[EXERCISE INPUT Boundary: Start]
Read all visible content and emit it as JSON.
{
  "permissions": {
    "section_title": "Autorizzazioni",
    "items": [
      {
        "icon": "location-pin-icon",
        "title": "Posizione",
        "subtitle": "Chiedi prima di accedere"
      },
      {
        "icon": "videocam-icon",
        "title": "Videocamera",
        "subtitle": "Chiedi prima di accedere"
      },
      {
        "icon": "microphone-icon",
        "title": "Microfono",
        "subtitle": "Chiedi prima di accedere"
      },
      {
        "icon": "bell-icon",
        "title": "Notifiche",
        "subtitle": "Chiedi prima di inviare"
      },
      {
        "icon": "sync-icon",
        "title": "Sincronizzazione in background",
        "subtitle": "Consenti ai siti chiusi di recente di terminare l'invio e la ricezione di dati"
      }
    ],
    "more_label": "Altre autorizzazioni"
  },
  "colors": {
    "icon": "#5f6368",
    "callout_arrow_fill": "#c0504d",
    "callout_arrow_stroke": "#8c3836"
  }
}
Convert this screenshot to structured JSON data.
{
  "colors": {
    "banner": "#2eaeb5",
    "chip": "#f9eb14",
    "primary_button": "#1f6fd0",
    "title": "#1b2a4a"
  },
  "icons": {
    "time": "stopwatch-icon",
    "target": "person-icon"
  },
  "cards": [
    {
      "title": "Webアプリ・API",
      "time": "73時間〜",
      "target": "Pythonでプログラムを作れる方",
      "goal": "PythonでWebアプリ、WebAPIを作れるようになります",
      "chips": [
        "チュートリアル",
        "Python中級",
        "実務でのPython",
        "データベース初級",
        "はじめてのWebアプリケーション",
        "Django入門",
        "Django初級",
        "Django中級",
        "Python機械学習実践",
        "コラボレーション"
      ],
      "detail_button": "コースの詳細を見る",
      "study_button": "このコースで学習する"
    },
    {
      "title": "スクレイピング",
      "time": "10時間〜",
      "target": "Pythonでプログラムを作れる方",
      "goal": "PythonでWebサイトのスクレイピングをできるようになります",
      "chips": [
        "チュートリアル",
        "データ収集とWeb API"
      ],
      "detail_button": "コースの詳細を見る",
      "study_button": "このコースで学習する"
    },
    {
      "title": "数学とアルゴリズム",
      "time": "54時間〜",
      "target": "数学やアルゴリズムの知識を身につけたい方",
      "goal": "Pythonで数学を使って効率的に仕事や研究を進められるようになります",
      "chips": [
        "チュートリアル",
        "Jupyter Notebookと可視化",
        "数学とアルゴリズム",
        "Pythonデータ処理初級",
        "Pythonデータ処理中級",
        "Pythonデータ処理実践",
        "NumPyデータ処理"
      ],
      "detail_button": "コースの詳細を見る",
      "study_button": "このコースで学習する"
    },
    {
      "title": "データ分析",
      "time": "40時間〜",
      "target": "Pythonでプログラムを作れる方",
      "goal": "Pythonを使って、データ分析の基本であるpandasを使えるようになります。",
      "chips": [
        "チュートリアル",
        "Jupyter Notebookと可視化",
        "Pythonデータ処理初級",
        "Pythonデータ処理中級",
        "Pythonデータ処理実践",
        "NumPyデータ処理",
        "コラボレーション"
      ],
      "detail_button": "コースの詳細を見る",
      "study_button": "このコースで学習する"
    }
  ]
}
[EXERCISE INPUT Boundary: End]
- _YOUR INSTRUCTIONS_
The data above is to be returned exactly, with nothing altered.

- _ANSWER SPACE_
Read all visible content and emit it as JSON.
{
  "permissions": {
    "section_title": "Autorizzazioni",
    "items": [
      {
        "icon": "location-pin-icon",
        "title": "Posizione",
        "subtitle": "Chiedi prima di accedere"
      },
      {
        "icon": "videocam-icon",
        "title": "Videocamera",
        "subtitle": "Chiedi prima di accedere"
      },
      {
        "icon": "microphone-icon",
        "title": "Microfono",
        "subtitle": "Chiedi prima di accedere"
      },
      {
        "icon": "bell-icon",
        "title": "Notifiche",
        "subtitle": "Chiedi prima di inviare"
      },
      {
        "icon": "sync-icon",
        "title": "Sincronizzazione in background",
        "subtitle": "Consenti ai siti chiusi di recente di terminare l'invio e la ricezione di dati"
      }
    ],
    "more_label": "Altre autorizzazioni"
  },
  "colors": {
    "icon": "#5f6368",
    "callout_arrow_fill": "#c0504d",
    "callout_arrow_stroke": "#8c3836"
  }
}
Convert this screenshot to structured JSON data.
{
  "colors": {
    "banner": "#2eaeb5",
    "chip": "#f9eb14",
    "primary_button": "#1f6fd0",
    "title": "#1b2a4a"
  },
  "icons": {
    "time": "stopwatch-icon",
    "target": "person-icon"
  },
  "cards": [
    {
      "title": "Webアプリ・API",
      "time": "73時間〜",
      "target": "Pythonでプログラムを作れる方",
      "goal": "PythonでWebアプリ、WebAPIを作れるようになります",
      "chips": [
        "チュートリアル",
        "Python中級",
        "実務でのPython",
        "データベース初級",
        "はじめてのWebアプリケーション",
        "Django入門",
        "Django初級",
        "Django中級",
        "Python機械学習実践",
        "コラボレーション"
      ],
      "detail_button": "コースの詳細を見る",
      "study_button": "このコースで学習する"
    },
    {
      "title": "スクレイピング",
      "time": "10時間〜",
      "target": "Pythonでプログラムを作れる方",
      "goal": "PythonでWebサイトのスクレイピングをできるようになります",
      "chips": [
        "チュートリアル",
        "データ収集とWeb API"
      ],
      "detail_button": "コースの詳細を見る",
      "study_button": "このコースで学習する"
    },
    {
      "title": "数学とアルゴリズム",
      "time": "54時間〜",
      "target": "数学やアルゴリズムの知識を身につけたい方",
      "goal": "Pythonで数学を使って効率的に仕事や研究を進められるようになります",
      "chips": [
        "チュートリアル",
        "Jupyter Notebookと可視化",
        "数学とアルゴリズム",
        "Pythonデータ処理初級",
        "Pythonデータ処理中級",
        "Pythonデータ処理実践",
        "NumPyデータ処理"
      ],
      "detail_button": "コースの詳細を見る",
      "study_button": "このコースで学習する"
    },
    {
      "title": "データ分析",
      "time": "40時間〜",
      "target": "Pythonでプログラムを作れる方",
      "goal": "Pythonを使って、データ分析の基本であるpandasを使えるようになります。",
      "chips": [
        "チュートリアル",
        "Jupyter Notebookと可視化",
        "Pythonデータ処理初級",
        "Pythonデータ処理中級",
        "Pythonデータ処理実践",
        "NumPyデータ処理",
        "コラボレーション"
      ],
      "detail_button": "コースの詳細を見る",
      "study_button": "このコースで学習する"
    }
  ]
}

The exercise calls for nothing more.